When you open the bidding with 1 of a suit and both your left hand opponent and your partner PASS, the one thing you know for certain is that partner does not have 6 HCP and will most probably not have any kind of fit with your suit. Even with 4 or 5 HCP points partner might well decide to give you a weak raise with 4 card support, just to get in the opponent's way. Now when your RHO bids you should get out of the way and pass with most flattish hands like this
Now you should look to take your chances in defence of whatever contract opponents land in. They now have the advantage because they also know your partner is very weak and should play you for the outstanding high cards. On the other hand if your hand is distributional you should bid again with something like:
Fewer points but better shape.

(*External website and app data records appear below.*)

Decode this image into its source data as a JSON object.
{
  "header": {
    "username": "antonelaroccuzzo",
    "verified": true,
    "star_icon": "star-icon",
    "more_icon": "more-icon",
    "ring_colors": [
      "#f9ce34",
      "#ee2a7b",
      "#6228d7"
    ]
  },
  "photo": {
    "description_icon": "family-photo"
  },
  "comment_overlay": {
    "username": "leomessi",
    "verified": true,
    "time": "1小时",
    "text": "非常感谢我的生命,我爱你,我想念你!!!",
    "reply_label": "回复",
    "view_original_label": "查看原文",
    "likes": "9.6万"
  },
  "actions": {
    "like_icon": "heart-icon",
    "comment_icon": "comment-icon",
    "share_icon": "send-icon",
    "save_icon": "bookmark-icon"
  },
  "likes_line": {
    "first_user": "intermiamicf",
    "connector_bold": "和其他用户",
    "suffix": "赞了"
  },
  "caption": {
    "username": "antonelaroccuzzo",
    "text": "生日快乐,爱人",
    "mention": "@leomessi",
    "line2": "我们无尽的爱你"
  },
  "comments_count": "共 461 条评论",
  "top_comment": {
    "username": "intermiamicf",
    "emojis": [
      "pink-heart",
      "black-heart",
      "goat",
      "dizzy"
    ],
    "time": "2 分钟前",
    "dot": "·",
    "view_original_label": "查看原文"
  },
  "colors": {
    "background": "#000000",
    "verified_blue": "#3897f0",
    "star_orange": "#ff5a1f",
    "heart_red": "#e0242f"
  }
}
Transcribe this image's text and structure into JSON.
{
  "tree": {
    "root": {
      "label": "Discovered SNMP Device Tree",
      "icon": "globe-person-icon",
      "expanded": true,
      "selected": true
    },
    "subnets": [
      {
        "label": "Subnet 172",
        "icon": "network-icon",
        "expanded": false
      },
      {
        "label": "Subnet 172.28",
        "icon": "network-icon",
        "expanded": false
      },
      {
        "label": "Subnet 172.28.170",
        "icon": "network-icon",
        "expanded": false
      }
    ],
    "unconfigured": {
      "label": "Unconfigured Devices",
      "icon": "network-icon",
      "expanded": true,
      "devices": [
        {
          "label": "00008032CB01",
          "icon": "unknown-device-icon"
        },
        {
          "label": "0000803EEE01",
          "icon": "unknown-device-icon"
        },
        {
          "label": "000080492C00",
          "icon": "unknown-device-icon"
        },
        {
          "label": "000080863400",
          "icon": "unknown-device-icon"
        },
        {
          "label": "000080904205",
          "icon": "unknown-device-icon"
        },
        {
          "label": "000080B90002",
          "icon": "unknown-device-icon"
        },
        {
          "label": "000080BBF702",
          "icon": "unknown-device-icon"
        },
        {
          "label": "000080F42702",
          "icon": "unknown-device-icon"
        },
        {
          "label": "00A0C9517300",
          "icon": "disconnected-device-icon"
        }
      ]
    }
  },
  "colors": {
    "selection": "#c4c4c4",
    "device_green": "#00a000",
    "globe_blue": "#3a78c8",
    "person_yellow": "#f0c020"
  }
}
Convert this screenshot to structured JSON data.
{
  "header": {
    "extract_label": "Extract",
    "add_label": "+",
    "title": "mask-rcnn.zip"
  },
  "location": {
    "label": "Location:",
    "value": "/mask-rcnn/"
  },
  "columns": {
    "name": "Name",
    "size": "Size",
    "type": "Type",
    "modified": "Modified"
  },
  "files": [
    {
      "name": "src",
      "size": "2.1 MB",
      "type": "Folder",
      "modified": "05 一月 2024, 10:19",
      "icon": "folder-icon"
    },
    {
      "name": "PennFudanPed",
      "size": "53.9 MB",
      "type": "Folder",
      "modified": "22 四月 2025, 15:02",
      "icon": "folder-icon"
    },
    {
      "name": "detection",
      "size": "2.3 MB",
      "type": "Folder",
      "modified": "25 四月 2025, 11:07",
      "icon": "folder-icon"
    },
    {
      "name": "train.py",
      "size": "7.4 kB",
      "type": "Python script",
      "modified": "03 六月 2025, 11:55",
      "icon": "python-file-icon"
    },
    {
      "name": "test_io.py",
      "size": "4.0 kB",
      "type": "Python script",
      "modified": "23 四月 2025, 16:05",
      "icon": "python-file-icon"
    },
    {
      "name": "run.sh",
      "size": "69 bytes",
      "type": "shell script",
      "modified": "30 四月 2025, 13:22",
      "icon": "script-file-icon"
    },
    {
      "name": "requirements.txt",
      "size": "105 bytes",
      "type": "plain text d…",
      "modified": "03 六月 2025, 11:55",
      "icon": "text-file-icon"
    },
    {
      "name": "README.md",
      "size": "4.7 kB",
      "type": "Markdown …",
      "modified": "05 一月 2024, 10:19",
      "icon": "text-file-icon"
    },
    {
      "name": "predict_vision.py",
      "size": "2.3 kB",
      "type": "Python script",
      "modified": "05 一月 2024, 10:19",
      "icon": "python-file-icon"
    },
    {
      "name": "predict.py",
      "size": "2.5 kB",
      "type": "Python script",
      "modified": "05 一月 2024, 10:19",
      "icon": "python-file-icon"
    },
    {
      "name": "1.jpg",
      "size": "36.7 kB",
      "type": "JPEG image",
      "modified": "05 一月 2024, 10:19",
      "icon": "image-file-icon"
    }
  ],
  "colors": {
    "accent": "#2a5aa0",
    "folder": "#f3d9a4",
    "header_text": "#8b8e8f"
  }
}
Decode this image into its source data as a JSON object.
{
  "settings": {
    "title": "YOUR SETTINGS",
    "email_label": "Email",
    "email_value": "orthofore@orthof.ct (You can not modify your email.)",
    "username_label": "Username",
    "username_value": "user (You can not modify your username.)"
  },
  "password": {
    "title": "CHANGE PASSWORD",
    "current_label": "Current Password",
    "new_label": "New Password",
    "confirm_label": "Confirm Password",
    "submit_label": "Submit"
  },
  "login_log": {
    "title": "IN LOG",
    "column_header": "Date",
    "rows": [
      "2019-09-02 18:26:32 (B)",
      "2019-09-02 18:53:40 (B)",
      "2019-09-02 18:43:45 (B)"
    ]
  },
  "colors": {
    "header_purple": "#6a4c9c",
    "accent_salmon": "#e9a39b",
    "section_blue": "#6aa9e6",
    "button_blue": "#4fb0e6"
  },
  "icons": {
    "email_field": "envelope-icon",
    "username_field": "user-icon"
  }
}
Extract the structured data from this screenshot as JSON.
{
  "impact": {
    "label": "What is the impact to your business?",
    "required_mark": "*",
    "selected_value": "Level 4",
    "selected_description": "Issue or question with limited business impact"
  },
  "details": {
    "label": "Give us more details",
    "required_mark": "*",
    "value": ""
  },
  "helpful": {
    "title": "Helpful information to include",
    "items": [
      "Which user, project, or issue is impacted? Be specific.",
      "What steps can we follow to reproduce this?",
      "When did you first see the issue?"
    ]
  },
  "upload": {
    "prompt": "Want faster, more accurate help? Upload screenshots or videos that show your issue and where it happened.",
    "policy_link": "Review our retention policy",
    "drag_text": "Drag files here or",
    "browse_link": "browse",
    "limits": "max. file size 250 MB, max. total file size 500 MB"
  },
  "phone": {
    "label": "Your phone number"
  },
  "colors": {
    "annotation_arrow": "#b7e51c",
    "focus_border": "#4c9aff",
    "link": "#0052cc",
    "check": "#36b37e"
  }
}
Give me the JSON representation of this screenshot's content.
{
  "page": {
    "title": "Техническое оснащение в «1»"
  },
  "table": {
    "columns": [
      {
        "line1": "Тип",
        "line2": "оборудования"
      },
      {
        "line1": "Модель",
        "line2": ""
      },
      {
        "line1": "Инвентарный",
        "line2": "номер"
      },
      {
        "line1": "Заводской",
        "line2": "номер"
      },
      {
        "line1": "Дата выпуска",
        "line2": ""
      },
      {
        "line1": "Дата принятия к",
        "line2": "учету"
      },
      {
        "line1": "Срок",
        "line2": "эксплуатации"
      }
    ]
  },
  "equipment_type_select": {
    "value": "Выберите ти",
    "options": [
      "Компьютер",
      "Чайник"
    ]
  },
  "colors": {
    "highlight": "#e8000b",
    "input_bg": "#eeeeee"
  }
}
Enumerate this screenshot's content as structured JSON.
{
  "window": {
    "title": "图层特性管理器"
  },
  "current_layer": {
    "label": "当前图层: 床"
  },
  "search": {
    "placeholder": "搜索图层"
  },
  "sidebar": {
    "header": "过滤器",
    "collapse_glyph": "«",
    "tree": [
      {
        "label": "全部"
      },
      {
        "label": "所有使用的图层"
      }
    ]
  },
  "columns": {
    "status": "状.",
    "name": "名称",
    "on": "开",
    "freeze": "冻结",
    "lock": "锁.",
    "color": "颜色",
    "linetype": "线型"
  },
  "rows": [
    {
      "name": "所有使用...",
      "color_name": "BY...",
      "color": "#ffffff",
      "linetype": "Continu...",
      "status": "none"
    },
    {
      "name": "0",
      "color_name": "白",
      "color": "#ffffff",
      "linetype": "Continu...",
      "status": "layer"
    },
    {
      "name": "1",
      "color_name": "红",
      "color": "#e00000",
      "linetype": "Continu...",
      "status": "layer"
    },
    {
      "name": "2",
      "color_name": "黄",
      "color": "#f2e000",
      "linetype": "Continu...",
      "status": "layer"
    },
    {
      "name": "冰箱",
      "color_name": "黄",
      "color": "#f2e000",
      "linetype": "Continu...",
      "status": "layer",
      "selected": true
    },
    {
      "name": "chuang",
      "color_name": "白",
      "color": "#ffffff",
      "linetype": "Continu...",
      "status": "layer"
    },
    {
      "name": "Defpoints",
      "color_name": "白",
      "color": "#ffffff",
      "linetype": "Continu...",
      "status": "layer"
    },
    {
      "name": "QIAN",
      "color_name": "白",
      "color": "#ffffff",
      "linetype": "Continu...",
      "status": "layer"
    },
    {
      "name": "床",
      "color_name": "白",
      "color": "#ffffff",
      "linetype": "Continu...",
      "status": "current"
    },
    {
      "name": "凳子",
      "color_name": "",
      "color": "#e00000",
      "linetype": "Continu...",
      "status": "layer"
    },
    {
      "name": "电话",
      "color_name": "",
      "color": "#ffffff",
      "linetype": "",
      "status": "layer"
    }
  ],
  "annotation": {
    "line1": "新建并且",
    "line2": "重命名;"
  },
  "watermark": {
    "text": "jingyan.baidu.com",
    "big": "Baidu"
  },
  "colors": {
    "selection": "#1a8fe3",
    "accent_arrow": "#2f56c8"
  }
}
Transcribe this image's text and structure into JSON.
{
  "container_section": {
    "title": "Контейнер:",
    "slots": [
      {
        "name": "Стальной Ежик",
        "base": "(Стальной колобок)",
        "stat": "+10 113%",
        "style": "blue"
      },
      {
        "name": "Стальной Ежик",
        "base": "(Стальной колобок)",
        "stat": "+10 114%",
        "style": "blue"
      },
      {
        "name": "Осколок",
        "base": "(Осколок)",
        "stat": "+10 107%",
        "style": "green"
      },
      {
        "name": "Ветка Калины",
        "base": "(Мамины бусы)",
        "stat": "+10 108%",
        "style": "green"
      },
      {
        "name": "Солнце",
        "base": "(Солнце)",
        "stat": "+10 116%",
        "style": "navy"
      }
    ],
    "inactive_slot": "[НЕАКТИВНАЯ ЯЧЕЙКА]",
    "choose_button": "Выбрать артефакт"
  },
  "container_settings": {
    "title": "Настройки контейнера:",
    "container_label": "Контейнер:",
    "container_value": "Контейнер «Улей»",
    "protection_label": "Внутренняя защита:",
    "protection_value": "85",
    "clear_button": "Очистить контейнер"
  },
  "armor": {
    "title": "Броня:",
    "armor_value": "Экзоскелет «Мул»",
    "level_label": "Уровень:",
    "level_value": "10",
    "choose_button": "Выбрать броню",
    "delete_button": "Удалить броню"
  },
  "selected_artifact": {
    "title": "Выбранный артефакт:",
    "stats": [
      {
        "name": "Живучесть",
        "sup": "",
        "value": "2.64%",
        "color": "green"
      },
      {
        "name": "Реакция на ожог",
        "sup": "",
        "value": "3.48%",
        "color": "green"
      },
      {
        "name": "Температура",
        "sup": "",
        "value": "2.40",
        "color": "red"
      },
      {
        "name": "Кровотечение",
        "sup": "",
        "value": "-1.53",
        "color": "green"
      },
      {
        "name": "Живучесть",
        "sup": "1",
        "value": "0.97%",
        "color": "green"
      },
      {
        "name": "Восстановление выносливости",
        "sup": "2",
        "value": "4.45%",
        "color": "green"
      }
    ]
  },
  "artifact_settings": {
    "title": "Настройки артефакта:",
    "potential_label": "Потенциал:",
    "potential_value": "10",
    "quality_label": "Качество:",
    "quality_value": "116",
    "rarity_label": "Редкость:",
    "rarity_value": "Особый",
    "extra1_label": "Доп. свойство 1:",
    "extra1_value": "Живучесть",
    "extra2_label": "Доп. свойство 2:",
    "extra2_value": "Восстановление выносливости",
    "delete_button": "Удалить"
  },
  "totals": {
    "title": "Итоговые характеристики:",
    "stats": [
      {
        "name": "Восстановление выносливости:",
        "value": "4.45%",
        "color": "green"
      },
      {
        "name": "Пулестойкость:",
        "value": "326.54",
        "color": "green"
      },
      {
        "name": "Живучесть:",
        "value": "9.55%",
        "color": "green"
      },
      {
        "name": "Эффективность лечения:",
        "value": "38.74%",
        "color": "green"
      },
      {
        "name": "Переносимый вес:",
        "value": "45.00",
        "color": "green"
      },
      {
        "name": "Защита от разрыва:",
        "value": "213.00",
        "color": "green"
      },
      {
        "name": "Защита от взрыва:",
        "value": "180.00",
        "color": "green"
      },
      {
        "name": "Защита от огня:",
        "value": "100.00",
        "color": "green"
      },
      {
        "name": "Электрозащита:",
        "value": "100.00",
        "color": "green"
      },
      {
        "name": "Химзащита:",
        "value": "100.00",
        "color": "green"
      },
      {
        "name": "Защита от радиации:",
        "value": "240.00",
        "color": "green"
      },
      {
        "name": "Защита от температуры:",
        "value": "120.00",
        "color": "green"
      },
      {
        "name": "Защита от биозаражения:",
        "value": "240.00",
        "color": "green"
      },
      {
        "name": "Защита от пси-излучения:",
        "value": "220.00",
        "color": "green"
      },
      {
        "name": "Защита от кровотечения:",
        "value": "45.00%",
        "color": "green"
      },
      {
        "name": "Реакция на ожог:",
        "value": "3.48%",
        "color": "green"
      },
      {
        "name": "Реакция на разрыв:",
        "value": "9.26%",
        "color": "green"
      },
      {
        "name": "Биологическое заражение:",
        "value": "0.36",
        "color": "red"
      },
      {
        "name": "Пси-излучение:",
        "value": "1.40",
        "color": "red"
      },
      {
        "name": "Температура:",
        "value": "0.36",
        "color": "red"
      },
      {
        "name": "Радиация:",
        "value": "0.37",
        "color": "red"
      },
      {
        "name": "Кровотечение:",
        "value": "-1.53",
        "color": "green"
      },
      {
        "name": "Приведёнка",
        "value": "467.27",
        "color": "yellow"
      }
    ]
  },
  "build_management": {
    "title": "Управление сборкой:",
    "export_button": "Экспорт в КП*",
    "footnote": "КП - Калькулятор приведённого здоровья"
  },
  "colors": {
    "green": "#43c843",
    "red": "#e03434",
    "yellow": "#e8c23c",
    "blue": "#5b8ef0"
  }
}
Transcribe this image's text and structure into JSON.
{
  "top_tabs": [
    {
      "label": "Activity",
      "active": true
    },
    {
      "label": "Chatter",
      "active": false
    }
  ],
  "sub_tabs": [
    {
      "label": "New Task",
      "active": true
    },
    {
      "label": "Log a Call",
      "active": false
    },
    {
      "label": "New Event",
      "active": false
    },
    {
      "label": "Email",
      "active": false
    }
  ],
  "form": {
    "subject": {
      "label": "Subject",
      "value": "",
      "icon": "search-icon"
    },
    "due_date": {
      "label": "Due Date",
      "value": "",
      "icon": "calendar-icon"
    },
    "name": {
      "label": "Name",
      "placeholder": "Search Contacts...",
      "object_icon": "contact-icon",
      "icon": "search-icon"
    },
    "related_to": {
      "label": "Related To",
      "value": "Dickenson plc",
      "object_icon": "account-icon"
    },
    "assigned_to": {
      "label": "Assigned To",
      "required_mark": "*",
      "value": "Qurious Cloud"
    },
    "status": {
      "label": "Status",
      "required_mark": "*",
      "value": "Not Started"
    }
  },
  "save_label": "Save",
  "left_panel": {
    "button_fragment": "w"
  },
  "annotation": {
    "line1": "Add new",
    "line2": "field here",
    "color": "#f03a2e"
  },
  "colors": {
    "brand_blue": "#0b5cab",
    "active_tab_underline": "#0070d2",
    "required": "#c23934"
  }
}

Again, if you have a competitive auction where both sides are bidding but one opponent is particularly pushy it's probably because they are very short in your suit. The corollary therefore is that the other opponent is marked with the length in your trump suit and you should plan the play of the hand accordingly.
Similarly if an opponent is very quiet even though his partner is bidding in a competitive auction, you should deduce that they have no fit in their suit and so the side suits will probably break badly for you if you become declarer.
It's also true that if both opponents bid against you in a pre-emptive fashion and you hold 4 of their suit, partner will almost certainly be void in that suit, with a possible singleton at most. This should influence your high level decisions towards bidding on in a tight corner.
There are lots of little inferences around during the auction. Listen to them. Make use of them. Do NOT, whatever you do, decide that as you don't have much in your hand you can just go to sleep. If you do, you will lose endless match-points as a defender. Always concentrate on the auction - even with a Yarborough.